Outstanding grouping which got separated over two decades ago that just resurfaced a few weeks back! This fine grouping consists of the regulation Union Army Infantry frock coat of Benjamin Foster Harris of Machias, Maine. It includes his field worn deep blue broadcloth wool frock coat with eagle “I” infantry buttons, Major of Staff rank bars, crimson silk sword sash (which appears to have some combat or field damage present) and his cased dress epaulettes. The frock has minor scattered insect damage, nothing serious, and retains all original buttons. The lining is a deep green polished sateen with moderately quilted chest area and his initials are inside. His name and rank is present on the epaulettes.
At 29 years old, he enlisted on 7/15/1861 as a Captain and was commissioned into "C" Company of the 6th Maine Infantry. He was discharged for disability on 7/19/1864 and on 9/15/1864, he was commissioned into the Veteran Reserve Corps. He was mustered out on 7/3/1866 He was listed as wounded 11/7/1863 at Rappahannock Station, Virginia (severe wound in left leg; amputated) Promotions: Major 3/10/1862 Lt Colonel 10/1/1863 (Estimated date) Major 9/15/1864 (As of Veteran Reserve Corps) Lt Colonel 3/13/1865 by Brevet Colonel 3/13/1865 by Brevet Brig-General 3/13/1865 by Brevet

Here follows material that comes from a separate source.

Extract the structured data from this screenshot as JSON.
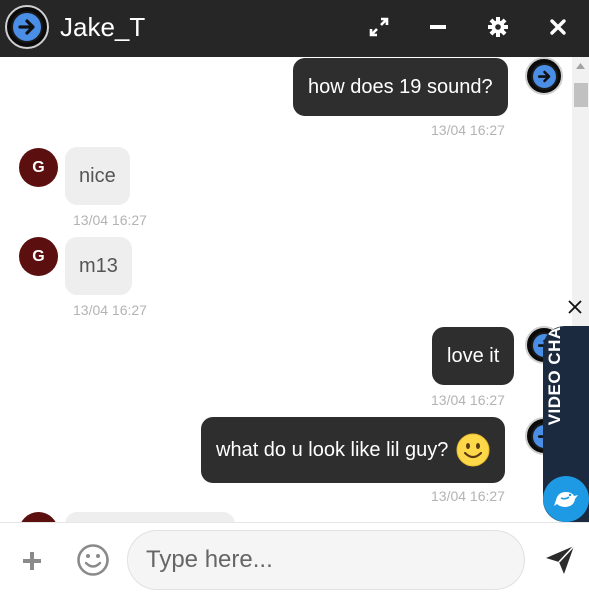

Intra Regimental Company Transfers: 3/10/1862 from company C to Field & Staff Other Information: Born 6/24/1831 in Dennysville, ME Member of GAR Post # 13 (Seth Williams) in Augusta, ME. Died 12/30/1895 in Augusta, Maine --

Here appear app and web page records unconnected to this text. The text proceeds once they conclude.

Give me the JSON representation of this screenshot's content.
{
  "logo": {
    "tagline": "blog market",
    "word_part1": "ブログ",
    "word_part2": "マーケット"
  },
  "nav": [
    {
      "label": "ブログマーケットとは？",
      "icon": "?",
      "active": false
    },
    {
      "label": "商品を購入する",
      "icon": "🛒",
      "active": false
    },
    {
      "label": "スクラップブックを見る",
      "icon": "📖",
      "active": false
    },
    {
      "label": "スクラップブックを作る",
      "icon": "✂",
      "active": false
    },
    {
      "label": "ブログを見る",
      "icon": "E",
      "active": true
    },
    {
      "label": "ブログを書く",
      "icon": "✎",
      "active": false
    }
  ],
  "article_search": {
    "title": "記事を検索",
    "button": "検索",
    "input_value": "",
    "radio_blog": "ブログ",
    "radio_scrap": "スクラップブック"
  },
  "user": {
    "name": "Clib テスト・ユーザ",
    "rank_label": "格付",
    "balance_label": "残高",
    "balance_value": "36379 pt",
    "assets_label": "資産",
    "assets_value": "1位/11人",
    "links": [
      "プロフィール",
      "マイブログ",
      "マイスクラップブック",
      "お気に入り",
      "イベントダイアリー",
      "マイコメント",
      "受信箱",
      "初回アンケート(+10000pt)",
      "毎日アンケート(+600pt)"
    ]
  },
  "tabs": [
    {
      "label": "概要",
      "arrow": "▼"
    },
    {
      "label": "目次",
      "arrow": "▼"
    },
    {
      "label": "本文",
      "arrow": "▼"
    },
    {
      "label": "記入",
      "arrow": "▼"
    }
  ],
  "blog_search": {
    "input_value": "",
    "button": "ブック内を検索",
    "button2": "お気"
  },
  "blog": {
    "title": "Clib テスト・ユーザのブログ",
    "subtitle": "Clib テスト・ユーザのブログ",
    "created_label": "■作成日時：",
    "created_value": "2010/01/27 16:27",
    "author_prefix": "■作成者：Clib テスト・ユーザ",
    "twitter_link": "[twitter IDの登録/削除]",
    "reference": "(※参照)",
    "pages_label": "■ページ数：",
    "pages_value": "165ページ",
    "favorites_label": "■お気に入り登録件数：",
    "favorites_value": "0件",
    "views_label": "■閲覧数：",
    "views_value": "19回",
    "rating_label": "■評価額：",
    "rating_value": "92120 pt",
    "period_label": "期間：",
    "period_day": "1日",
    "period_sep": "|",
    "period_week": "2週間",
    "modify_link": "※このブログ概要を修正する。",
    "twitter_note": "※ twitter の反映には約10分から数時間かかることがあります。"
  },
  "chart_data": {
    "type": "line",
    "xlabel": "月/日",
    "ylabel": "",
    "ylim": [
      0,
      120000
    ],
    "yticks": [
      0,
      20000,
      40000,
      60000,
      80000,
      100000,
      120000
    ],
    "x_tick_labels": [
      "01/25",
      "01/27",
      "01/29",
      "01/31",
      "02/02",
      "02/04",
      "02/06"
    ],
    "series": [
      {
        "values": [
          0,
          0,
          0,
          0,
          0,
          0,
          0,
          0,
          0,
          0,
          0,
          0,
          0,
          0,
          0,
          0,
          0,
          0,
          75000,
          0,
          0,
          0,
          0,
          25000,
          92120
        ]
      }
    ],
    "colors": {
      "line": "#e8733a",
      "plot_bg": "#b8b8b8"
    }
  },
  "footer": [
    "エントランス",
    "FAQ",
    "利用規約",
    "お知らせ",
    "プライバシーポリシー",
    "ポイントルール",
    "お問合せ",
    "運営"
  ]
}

The 6th Maine Infantry was composed principally of the hardy lumbermen of the Penobscot valley and the eastern portion of the state, who were quick to respond to the first call to arms. Before its organization it was made up of two battalions of five companies each, rendezvousing respectively at the state arsenal, Bangor, and Fort Sullivan, Eastport. Under a general order from Adjt.Gen. Hodsdon, June 28, 1861, both battalions were removed to Portland and organized into a regiment for active service. On July 12-15, 1861, it was mustered into the service of the United States and on the 17th left for Washington. En route through New York city, the regiment was presented with a handsome standard by the sons of Maine in that city. It arrived in Washington on the 19th and was stationed at Chain Bridge on the Potomac, where it remained until Sept. 3. Through the fall and winter of 1861-62 it occupied Fort Griffin, and in March, 1862, was put into Hancock's brigade, Smith's division, and joined in the advance on Manassas. A little later it was attached to the 4th corps under Gen. E. D. Keyes, and advanced with the rest of the army on Yorktown on April 4, 1862. For the remainder of its three years the regiment saw the most arduous and active service. It participated in ten general engagements and in a great many skirmishes. On April 5-7, 1862, it was engaged in skirmishing and reconnaissances at the siege of Yorktown, and subsequently took part in the engagements at Lee's Mills, Williamsburg, Garnett's Farm, White Oak Bridge, Antietam and Fredericksburg. From Feb. 2 to May 11, 1863, it was with the "Light Division", and during this period took an honorable part in the battle of Chancellorsville, where it lost 128 officers and men killed and wounded. Other important battles in which the 6th was engaged were Rappahannock Station, where it lost 16 officers and 123 men; Wilderness, Spotsylvania Court House, where it lost a few men, and two days later in an attack on the enemy's works on the right, it lost 125 in killed, wounded and missing. On June 12, 1864, the regiment only numbered 70 men and was under fire for eight hours, supporting Gen. Hancock's corps, losing 16 officers and men. The original members of the regiment were mustered out on Aug. 15, 1864 and the veterans and recruits (238 men) were transferred to the 7th Maine and afterwards organized as the 1st Regiment Veteran Volunteers.